Since ending its Space Shuttle programme in 2011, NASA has depended on Russia’s space agency Roscosmos to transport its astronauts to the space station, at a cost of around 90 million US dollars (£67m) per seat.
In 2014, it awarded SpaceX and Boeing contracts to provide crewed launch services to the space station as part of its Commercial Crew Program. The SpaceX certification ends NASA's reliance on Russia and comes with a price of about 55 million US dollars (£40m) per astronaut.
“NASA's partnership with American private industry is changing the arc of human spaceflight history by opening access to low-Earth orbit and the International Space Station to more people, more science and more commercial opportunities," Phil McAlister, director of commercial spaceflight development at NASA, said in a statement. “We are truly in the beginning of a new era of human spaceflight.”
Back in May, Elon Musk’s company made history when it became the first private company to send humans into orbit. US astronauts Robert Behnken and Douglas Hurley travelled to the space station and back as part of a mission to demonstrate SpaceX’s capability to safely perform crewed missions.

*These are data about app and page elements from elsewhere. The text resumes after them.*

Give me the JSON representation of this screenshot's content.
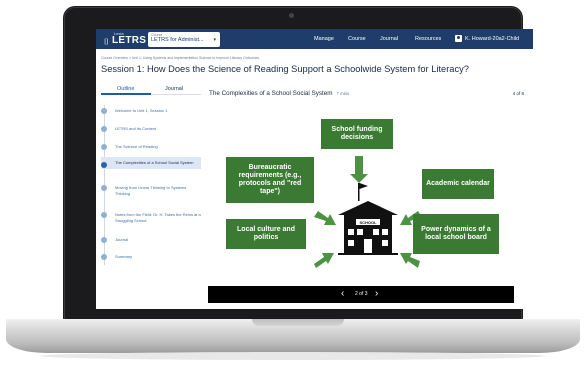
{
  "header": {
    "logo_small": "Lexia",
    "logo_text": "LETRS",
    "course_label": "Course",
    "course_value": "LETRS for Administ...",
    "nav": [
      "Manage",
      "Course",
      "Journal",
      "Resources"
    ],
    "user": "K. Howard-20a2-Child"
  },
  "breadcrumb": "Course Overview > Unit 1: Using Systems and Implementation Science to Improve Literacy Outcomes",
  "page_title": "Session 1:  How Does the Science of Reading Support a Schoolwide System for Literacy?",
  "sidebar": {
    "tabs": [
      "Outline",
      "Journal"
    ],
    "items": [
      {
        "label": "Welcome to Unit 1, Session 1"
      },
      {
        "label": "LETRS and Its Content"
      },
      {
        "label": "The Science of Reading"
      },
      {
        "label": "The Complexities of a School Social System",
        "active": true
      },
      {
        "label": "Moving from Linear Thinking to Systems Thinking"
      },
      {
        "label": "Notes from the Field: Dr. H. Takes the Reins at a Struggling School"
      },
      {
        "label": "Journal"
      },
      {
        "label": "Summary"
      }
    ]
  },
  "content": {
    "title": "The Complexities of a School Social System",
    "duration": "7 mins",
    "page": "4 of 8"
  },
  "diagram": {
    "center_label": "SCHOOL",
    "boxes": {
      "funding": "School funding decisions",
      "bureaucratic": "Bureaucratic requirements (e.g., protocols and \"red tape\")",
      "academic": "Academic calendar",
      "local_culture": "Local culture and politics",
      "power": "Power dynamics of a local school board"
    },
    "box_color": "#3b7a32",
    "arrow_color": "#4d9142"
  },
  "player": {
    "prev_icon": "chevron-left-icon",
    "next_icon": "chevron-right-icon",
    "count": "2 of 3"
  },
  "colors": {
    "header_bg": "#1e3d6b",
    "accent": "#1e5aa8",
    "active_item_bg": "#dbe7f4"
  }
}
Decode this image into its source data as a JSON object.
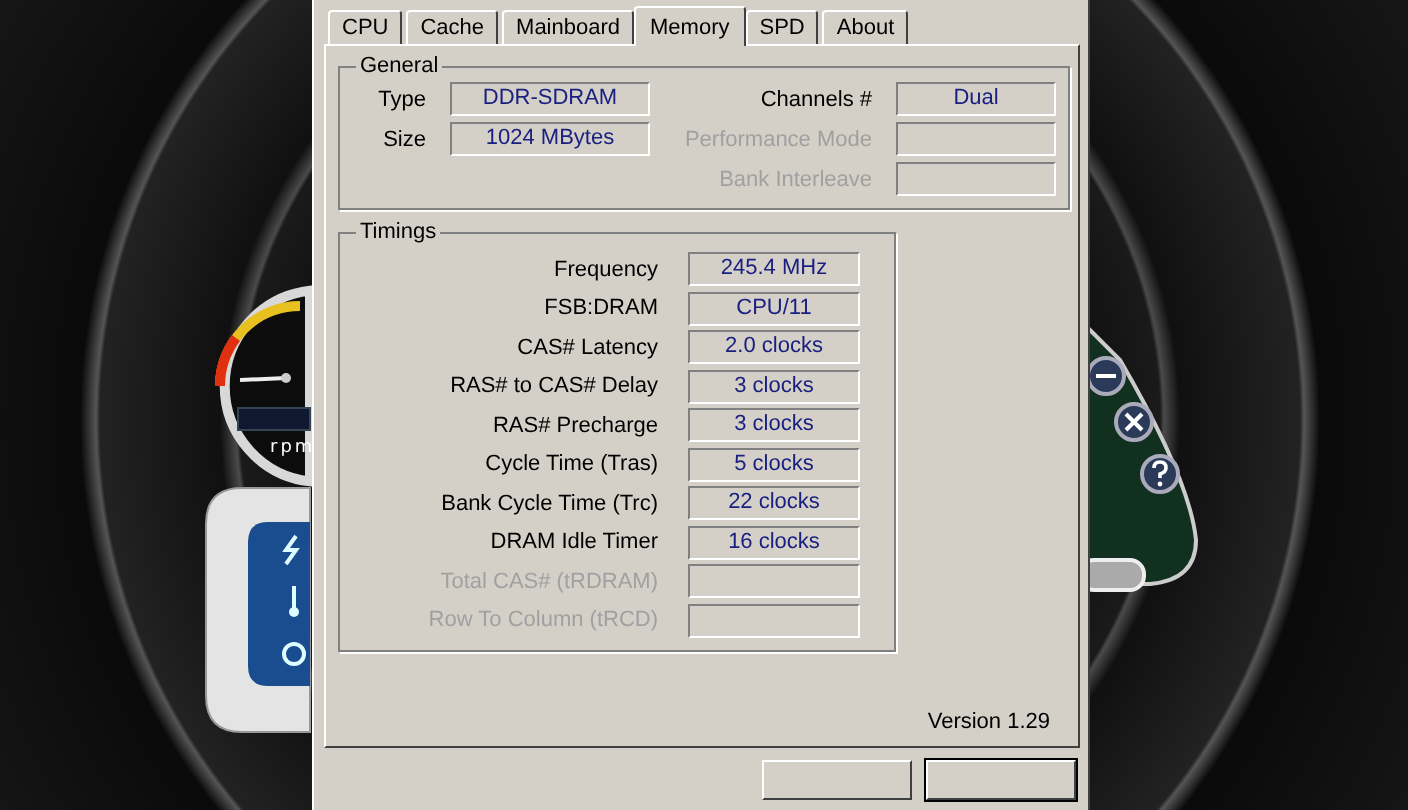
{
  "desktop": {
    "fan_gauge": {
      "unit": "rpm"
    }
  },
  "tabs": [
    {
      "label": "CPU",
      "selected": false
    },
    {
      "label": "Cache",
      "selected": false
    },
    {
      "label": "Mainboard",
      "selected": false
    },
    {
      "label": "Memory",
      "selected": true
    },
    {
      "label": "SPD",
      "selected": false
    },
    {
      "label": "About",
      "selected": false
    }
  ],
  "general": {
    "title": "General",
    "left_fields": [
      {
        "label": "Type",
        "value": "DDR-SDRAM",
        "disabled": false
      },
      {
        "label": "Size",
        "value": "1024 MBytes",
        "disabled": false
      }
    ],
    "right_fields": [
      {
        "label": "Channels #",
        "value": "Dual",
        "disabled": false
      },
      {
        "label": "Performance Mode",
        "disabled": true
      },
      {
        "label": "Bank Interleave",
        "disabled": true
      }
    ]
  },
  "timings": {
    "title": "Timings",
    "fields": [
      {
        "label": "Frequency",
        "value": "245.4 MHz",
        "disabled": false
      },
      {
        "label": "FSB:DRAM",
        "value": "CPU/11",
        "disabled": false
      },
      {
        "label": "CAS# Latency",
        "value": "2.0 clocks",
        "disabled": false
      },
      {
        "label": "RAS# to CAS# Delay",
        "value": "3 clocks",
        "disabled": false
      },
      {
        "label": "RAS# Precharge",
        "value": "3 clocks",
        "disabled": false
      },
      {
        "label": "Cycle Time (Tras)",
        "value": "5 clocks",
        "disabled": false
      },
      {
        "label": "Bank Cycle Time (Trc)",
        "value": "22 clocks",
        "disabled": false
      },
      {
        "label": "DRAM Idle Timer",
        "value": "16 clocks",
        "disabled": false
      },
      {
        "label": "Total CAS# (tRDRAM)",
        "disabled": true
      },
      {
        "label": "Row To Column (tRCD)",
        "disabled": true
      }
    ]
  },
  "version": "Version 1.29"
}
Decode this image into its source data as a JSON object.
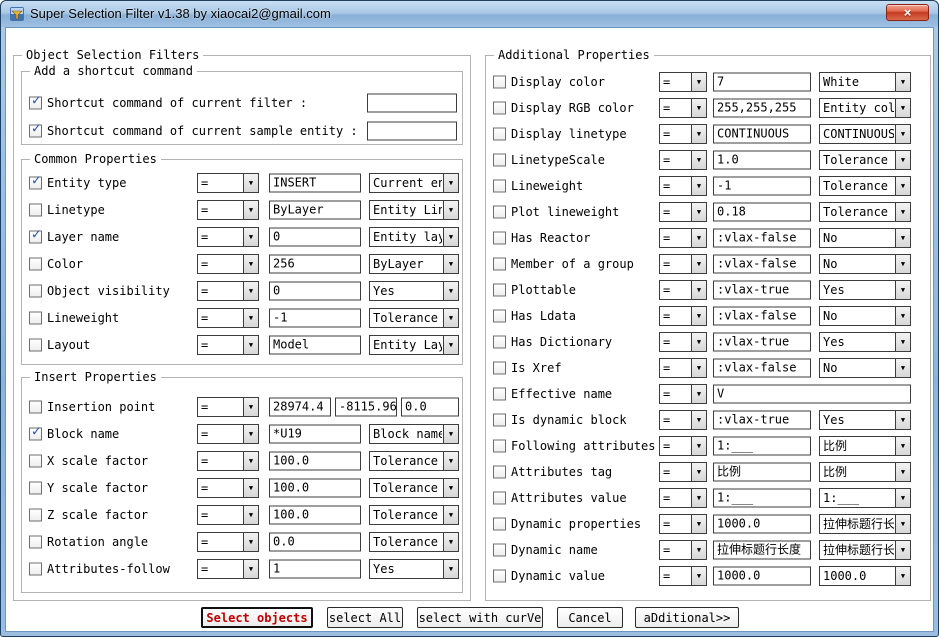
{
  "window": {
    "title": "Super Selection Filter v1.38 by xiaocai2@gmail.com"
  },
  "sections": {
    "object_filters": "Object Selection Filters",
    "shortcut": "Add a shortcut command",
    "common": "Common Properties",
    "insert": "Insert Properties",
    "additional": "Additional Properties"
  },
  "shortcut_rows": [
    {
      "checked": true,
      "label": "Shortcut command of current filter :",
      "value": ""
    },
    {
      "checked": true,
      "label": "Shortcut command of current sample entity :",
      "value": ""
    }
  ],
  "common_rows": [
    {
      "checked": true,
      "label": "Entity type",
      "op": "=",
      "value": "INSERT",
      "mode": "Current ent"
    },
    {
      "checked": false,
      "label": "Linetype",
      "op": "=",
      "value": "ByLayer",
      "mode": "Entity Line"
    },
    {
      "checked": true,
      "label": "Layer name",
      "op": "=",
      "value": "0",
      "mode": "Entity laye"
    },
    {
      "checked": false,
      "label": "Color",
      "op": "=",
      "value": "256",
      "mode": "ByLayer"
    },
    {
      "checked": false,
      "label": "Object visibility",
      "op": "=",
      "value": "0",
      "mode": "Yes"
    },
    {
      "checked": false,
      "label": "Lineweight",
      "op": "=",
      "value": "-1",
      "mode": "Tolerance"
    },
    {
      "checked": false,
      "label": "Layout",
      "op": "=",
      "value": "Model",
      "mode": "Entity Layo"
    }
  ],
  "insert_rows": [
    {
      "checked": false,
      "label": "Insertion point",
      "op": "=",
      "values": [
        "28974.4",
        "-8115.96",
        "0.0"
      ]
    },
    {
      "checked": true,
      "label": "Block name",
      "op": "=",
      "value": "*U19",
      "mode": "Block name"
    },
    {
      "checked": false,
      "label": "X scale factor",
      "op": "=",
      "value": "100.0",
      "mode": "Tolerance"
    },
    {
      "checked": false,
      "label": "Y scale factor",
      "op": "=",
      "value": "100.0",
      "mode": "Tolerance"
    },
    {
      "checked": false,
      "label": "Z scale factor",
      "op": "=",
      "value": "100.0",
      "mode": "Tolerance"
    },
    {
      "checked": false,
      "label": "Rotation angle",
      "op": "=",
      "value": "0.0",
      "mode": "Tolerance"
    },
    {
      "checked": false,
      "label": "Attributes-follow",
      "op": "=",
      "value": "1",
      "mode": "Yes"
    }
  ],
  "additional_rows": [
    {
      "checked": false,
      "label": "Display color",
      "op": "=",
      "value": "7",
      "mode": "White"
    },
    {
      "checked": false,
      "label": "Display RGB color",
      "op": "=",
      "value": "255,255,255",
      "mode": "Entity colo"
    },
    {
      "checked": false,
      "label": "Display linetype",
      "op": "=",
      "value": "CONTINUOUS",
      "mode": "CONTINUOUS"
    },
    {
      "checked": false,
      "label": "LinetypeScale",
      "op": "=",
      "value": "1.0",
      "mode": "Tolerance"
    },
    {
      "checked": false,
      "label": "Lineweight",
      "op": "=",
      "value": "-1",
      "mode": "Tolerance"
    },
    {
      "checked": false,
      "label": "Plot lineweight",
      "op": "=",
      "value": "0.18",
      "mode": "Tolerance"
    },
    {
      "checked": false,
      "label": "Has Reactor",
      "op": "=",
      "value": ":vlax-false",
      "mode": "No"
    },
    {
      "checked": false,
      "label": "Member of a group",
      "op": "=",
      "value": ":vlax-false",
      "mode": "No"
    },
    {
      "checked": false,
      "label": "Plottable",
      "op": "=",
      "value": ":vlax-true",
      "mode": "Yes"
    },
    {
      "checked": false,
      "label": "Has Ldata",
      "op": "=",
      "value": ":vlax-false",
      "mode": "No"
    },
    {
      "checked": false,
      "label": "Has Dictionary",
      "op": "=",
      "value": ":vlax-true",
      "mode": "Yes"
    },
    {
      "checked": false,
      "label": "Is Xref",
      "op": "=",
      "value": ":vlax-false",
      "mode": "No"
    },
    {
      "checked": false,
      "label": "Effective name",
      "op": "=",
      "value": "V",
      "wide": true
    },
    {
      "checked": false,
      "label": "Is dynamic block",
      "op": "=",
      "value": ":vlax-true",
      "mode": "Yes"
    },
    {
      "checked": false,
      "label": "Following attributes",
      "op": "=",
      "value": "1:___",
      "mode": "比例"
    },
    {
      "checked": false,
      "label": "Attributes tag",
      "op": "=",
      "value": "比例",
      "mode": "比例"
    },
    {
      "checked": false,
      "label": "Attributes value",
      "op": "=",
      "value": "1:___",
      "mode": "1:___"
    },
    {
      "checked": false,
      "label": "Dynamic properties",
      "op": "=",
      "value": "1000.0",
      "mode": "拉伸标题行长"
    },
    {
      "checked": false,
      "label": "Dynamic name",
      "op": "=",
      "value": "拉伸标题行长度",
      "mode": "拉伸标题行长"
    },
    {
      "checked": false,
      "label": "Dynamic value",
      "op": "=",
      "value": "1000.0",
      "mode": "1000.0"
    }
  ],
  "buttons": [
    {
      "label": "Select objects",
      "accent": true
    },
    {
      "label": "select All",
      "accent": false
    },
    {
      "label": "select with curVe",
      "accent": false
    },
    {
      "label": "Cancel",
      "accent": false
    },
    {
      "label": "aDditional>>",
      "accent": false
    }
  ]
}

The current mission, named Crew 1, will see the Crew Dragon capsule carry NASA's Mike Hopkins, Victor Glover, and Shannon Walker, as well as Japan’s Soichi Noguchi, to the space station.
The astronauts will spend six months on the orbiting space laboratory, conducting scientific experiments and performing various other tasks.
The crew is set to blast off from the Launch Complex 39A at the Kennedy Space Centre in Florida at 00:49 UK time on 15 November, in a journey that is expected to last around nine hours.
Shortly after lift-off, the Falcon 9 rocket will separate into a first stage and a second stage. The first stage will return to a SpaceX landing ship stationed off the coast of Florida, while the second part of the rocket continues the journey with the Crew Dragon.
Once in orbit, the Crew Dragon will separate from the second stage and travel at around 27,000km/h (17,000mph). The craft is expected to rendezvous and dock with the space station on Sunday at 9:20am UK time.
The astronauts will join three other space station residents – NASA's Kate Rubins and Russia’s Sergey Ryzhikov and Sergey Kud-Sverchkov – to become part of the Expedition 64 crew.
Meanwhile, NASA's other taxi service for hire, Boeing, is not expected to fly its first crew until the summer of 2021.
Reader Q&A: Why is a rocket trajectory curved after launch?Asked by: Fred Wilhelm, US
Students have long been taught that all projectiles follow a curved path known as a parabola. The explanation is that as they fly, they cover distance both horizontally and vertically – but only the latter is affected by the force of gravity, which bends the path of the projectile into a parabola.
For long-range rockets, things are more complex. For example, air resistance must be taken into account. But even ignoring that, a projectile doesn’t really follow a parabola – because the Earth isn’t flat. This means that gravity doesn’t simply pull objects straight back down. Instead, it pulls them towards the centre of the Earth, whose direction changes as the projectile moves further down-range, away from the launch site. Detailed calculations then reveal that the true trajectory is not a parabola, but part of an ellipse.